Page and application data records
Content starts

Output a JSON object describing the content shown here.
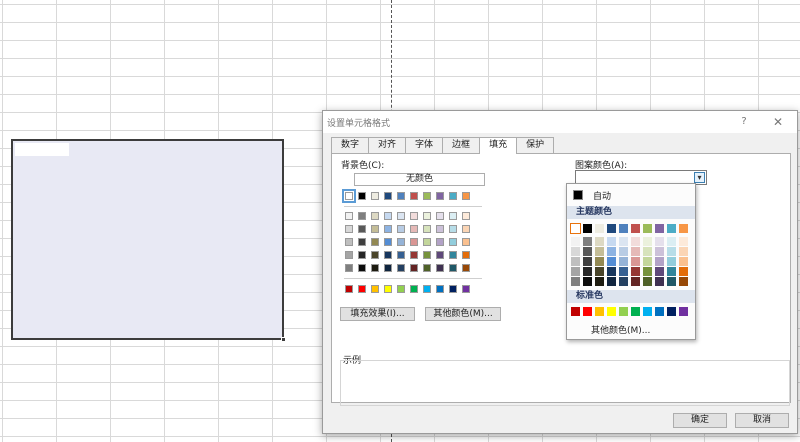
{
  "dialog": {
    "title": "设置单元格格式",
    "help_glyph": "?",
    "close_glyph": "✕",
    "tabs": [
      {
        "label": "数字",
        "active": false
      },
      {
        "label": "对齐",
        "active": false
      },
      {
        "label": "字体",
        "active": false
      },
      {
        "label": "边框",
        "active": false
      },
      {
        "label": "填充",
        "active": true
      },
      {
        "label": "保护",
        "active": false
      }
    ],
    "background_color_label": "背景色(C):",
    "no_color_label": "无颜色",
    "fill_effects_label": "填充效果(I)...",
    "more_colors_label": "其他颜色(M)...",
    "pattern_color_label": "图案颜色(A):",
    "example_label": "示例",
    "ok_label": "确定",
    "cancel_label": "取消"
  },
  "color_picker": {
    "automatic_label": "自动",
    "theme_colors_label": "主题颜色",
    "standard_colors_label": "标准色",
    "more_colors_label": "其他颜色(M)..."
  },
  "palette": {
    "theme_top": [
      "#FFFFFF",
      "#000000",
      "#EEECE1",
      "#1F497D",
      "#4F81BD",
      "#C0504D",
      "#9BBB59",
      "#8064A2",
      "#4BACC6",
      "#F79646"
    ],
    "theme_shades": [
      [
        "#F2F2F2",
        "#7F7F7F",
        "#DDD9C3",
        "#C6D9F0",
        "#DBE5F1",
        "#F2DCDB",
        "#EBF1DD",
        "#E5E0EC",
        "#DBEEF3",
        "#FDEADA"
      ],
      [
        "#D8D8D8",
        "#595959",
        "#C4BD97",
        "#8DB3E2",
        "#B8CCE4",
        "#E5B9B7",
        "#D7E3BC",
        "#CCC1D9",
        "#B7DDE8",
        "#FBD5B5"
      ],
      [
        "#BFBFBF",
        "#3F3F3F",
        "#938953",
        "#548DD4",
        "#95B3D7",
        "#D99694",
        "#C3D69B",
        "#B2A2C7",
        "#92CDDC",
        "#FAC08F"
      ],
      [
        "#A5A5A5",
        "#262626",
        "#494429",
        "#17365D",
        "#366092",
        "#953734",
        "#76923C",
        "#5F497A",
        "#31859B",
        "#E36C09"
      ],
      [
        "#7F7F7F",
        "#0C0C0C",
        "#1D1B10",
        "#0F243E",
        "#244061",
        "#632423",
        "#4F6128",
        "#3F3151",
        "#205867",
        "#974806"
      ]
    ],
    "standard": [
      "#C00000",
      "#FF0000",
      "#FFC000",
      "#FFFF00",
      "#92D050",
      "#00B050",
      "#00B0F0",
      "#0070C0",
      "#002060",
      "#7030A0"
    ],
    "selection_outline": "#5B9BD5",
    "picker_selection_outline": "#E8720C",
    "range_fill": "#E8E9F4"
  },
  "icons": {
    "dropdown_arrow": "chevron-down-icon"
  }
}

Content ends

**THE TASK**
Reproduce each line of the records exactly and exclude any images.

**EXERCISE ANSWER**
Output a JSON object describing the content shown here.
{
  "dialog": {
    "title": "设置单元格格式",
    "help_glyph": "?",
    "close_glyph": "✕",
    "tabs": [
      {
        "label": "数字",
        "active": false
      },
      {
        "label": "对齐",
        "active": false
      },
      {
        "label": "字体",
        "active": false
      },
      {
        "label": "边框",
        "active": false
      },
      {
        "label": "填充",
        "active": true
      },
      {
        "label": "保护",
        "active": false
      }
    ],
    "background_color_label": "背景色(C):",
    "no_color_label": "无颜色",
    "fill_effects_label": "填充效果(I)...",
    "more_colors_label": "其他颜色(M)...",
    "pattern_color_label": "图案颜色(A):",
    "example_label": "示例",
    "ok_label": "确定",
    "cancel_label": "取消"
  },
  "color_picker": {
    "automatic_label": "自动",
    "theme_colors_label": "主题颜色",
    "standard_colors_label": "标准色",
    "more_colors_label": "其他颜色(M)..."
  },
  "palette": {
    "theme_top": [
      "#FFFFFF",
      "#000000",
      "#EEECE1",
      "#1F497D",
      "#4F81BD",
      "#C0504D",
      "#9BBB59",
      "#8064A2",
      "#4BACC6",
      "#F79646"
    ],
    "theme_shades": [
      [
        "#F2F2F2",
        "#7F7F7F",
        "#DDD9C3",
        "#C6D9F0",
        "#DBE5F1",
        "#F2DCDB",
        "#EBF1DD",
        "#E5E0EC",
        "#DBEEF3",
        "#FDEADA"
      ],
      [
        "#D8D8D8",
        "#595959",
        "#C4BD97",
        "#8DB3E2",
        "#B8CCE4",
        "#E5B9B7",
        "#D7E3BC",
        "#CCC1D9",
        "#B7DDE8",
        "#FBD5B5"
      ],
      [
        "#BFBFBF",
        "#3F3F3F",
        "#938953",
        "#548DD4",
        "#95B3D7",
        "#D99694",
        "#C3D69B",
        "#B2A2C7",
        "#92CDDC",
        "#FAC08F"
      ],
      [
        "#A5A5A5",
        "#262626",
        "#494429",
        "#17365D",
        "#366092",
        "#953734",
        "#76923C",
        "#5F497A",
        "#31859B",
        "#E36C09"
      ],
      [
        "#7F7F7F",
        "#0C0C0C",
        "#1D1B10",
        "#0F243E",
        "#244061",
        "#632423",
        "#4F6128",
        "#3F3151",
        "#205867",
        "#974806"
      ]
    ],
    "standard": [
      "#C00000",
      "#FF0000",
      "#FFC000",
      "#FFFF00",
      "#92D050",
      "#00B050",
      "#00B0F0",
      "#0070C0",
      "#002060",
      "#7030A0"
    ],
    "selection_outline": "#5B9BD5",
    "picker_selection_outline": "#E8720C",
    "range_fill": "#E8E9F4"
  },
  "icons": {
    "dropdown_arrow": "chevron-down-icon"
  }
}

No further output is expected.